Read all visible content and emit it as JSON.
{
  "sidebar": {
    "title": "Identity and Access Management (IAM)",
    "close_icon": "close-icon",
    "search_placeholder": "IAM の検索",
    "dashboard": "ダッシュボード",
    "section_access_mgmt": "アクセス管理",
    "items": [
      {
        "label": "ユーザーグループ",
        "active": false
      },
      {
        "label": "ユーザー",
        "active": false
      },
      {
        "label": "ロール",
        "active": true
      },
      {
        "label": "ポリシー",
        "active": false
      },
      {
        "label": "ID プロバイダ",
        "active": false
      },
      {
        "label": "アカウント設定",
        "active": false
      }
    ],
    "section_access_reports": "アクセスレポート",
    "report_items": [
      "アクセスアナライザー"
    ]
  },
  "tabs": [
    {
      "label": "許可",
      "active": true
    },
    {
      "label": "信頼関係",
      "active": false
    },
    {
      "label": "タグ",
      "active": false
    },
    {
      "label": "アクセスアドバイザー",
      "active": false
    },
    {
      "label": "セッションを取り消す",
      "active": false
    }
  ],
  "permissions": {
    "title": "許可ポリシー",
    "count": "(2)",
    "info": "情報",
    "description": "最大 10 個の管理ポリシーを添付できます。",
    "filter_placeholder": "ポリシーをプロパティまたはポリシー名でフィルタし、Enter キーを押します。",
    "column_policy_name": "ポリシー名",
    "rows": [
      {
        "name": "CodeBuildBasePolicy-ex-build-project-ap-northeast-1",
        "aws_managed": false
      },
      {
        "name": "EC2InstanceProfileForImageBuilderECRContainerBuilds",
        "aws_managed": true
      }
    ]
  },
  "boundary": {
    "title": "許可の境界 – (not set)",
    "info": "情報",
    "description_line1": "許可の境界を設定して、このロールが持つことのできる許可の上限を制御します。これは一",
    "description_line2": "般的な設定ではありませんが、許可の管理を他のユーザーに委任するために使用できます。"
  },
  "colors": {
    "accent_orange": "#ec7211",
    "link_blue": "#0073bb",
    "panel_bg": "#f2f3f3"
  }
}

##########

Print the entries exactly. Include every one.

*Answer to this task*.
Read all visible content and emit it as JSON.
{
  "sidebar": {
    "title": "Identity and Access Management (IAM)",
    "close_icon": "close-icon",
    "search_placeholder": "IAM の検索",
    "dashboard": "ダッシュボード",
    "section_access_mgmt": "アクセス管理",
    "items": [
      {
        "label": "ユーザーグループ",
        "active": false
      },
      {
        "label": "ユーザー",
        "active": false
      },
      {
        "label": "ロール",
        "active": true
      },
      {
        "label": "ポリシー",
        "active": false
      },
      {
        "label": "ID プロバイダ",
        "active": false
      },
      {
        "label": "アカウント設定",
        "active": false
      }
    ],
    "section_access_reports": "アクセスレポート",
    "report_items": [
      "アクセスアナライザー"
    ]
  },
  "tabs": [
    {
      "label": "許可",
      "active": true
    },
    {
      "label": "信頼関係",
      "active": false
    },
    {
      "label": "タグ",
      "active": false
    },
    {
      "label": "アクセスアドバイザー",
      "active": false
    },
    {
      "label": "セッションを取り消す",
      "active": false
    }
  ],
  "permissions": {
    "title": "許可ポリシー",
    "count": "(2)",
    "info": "情報",
    "description": "最大 10 個の管理ポリシーを添付できます。",
    "filter_placeholder": "ポリシーをプロパティまたはポリシー名でフィルタし、Enter キーを押します。",
    "column_policy_name": "ポリシー名",
    "rows": [
      {
        "name": "CodeBuildBasePolicy-ex-build-project-ap-northeast-1",
        "aws_managed": false
      },
      {
        "name": "EC2InstanceProfileForImageBuilderECRContainerBuilds",
        "aws_managed": true
      }
    ]
  },
  "boundary": {
    "title": "許可の境界 – (not set)",
    "info": "情報",
    "description_line1": "許可の境界を設定して、このロールが持つことのできる許可の上限を制御します。これは一",
    "description_line2": "般的な設定ではありませんが、許可の管理を他のユーザーに委任するために使用できます。"
  },
  "colors": {
    "accent_orange": "#ec7211",
    "link_blue": "#0073bb",
    "panel_bg": "#f2f3f3"
  }
}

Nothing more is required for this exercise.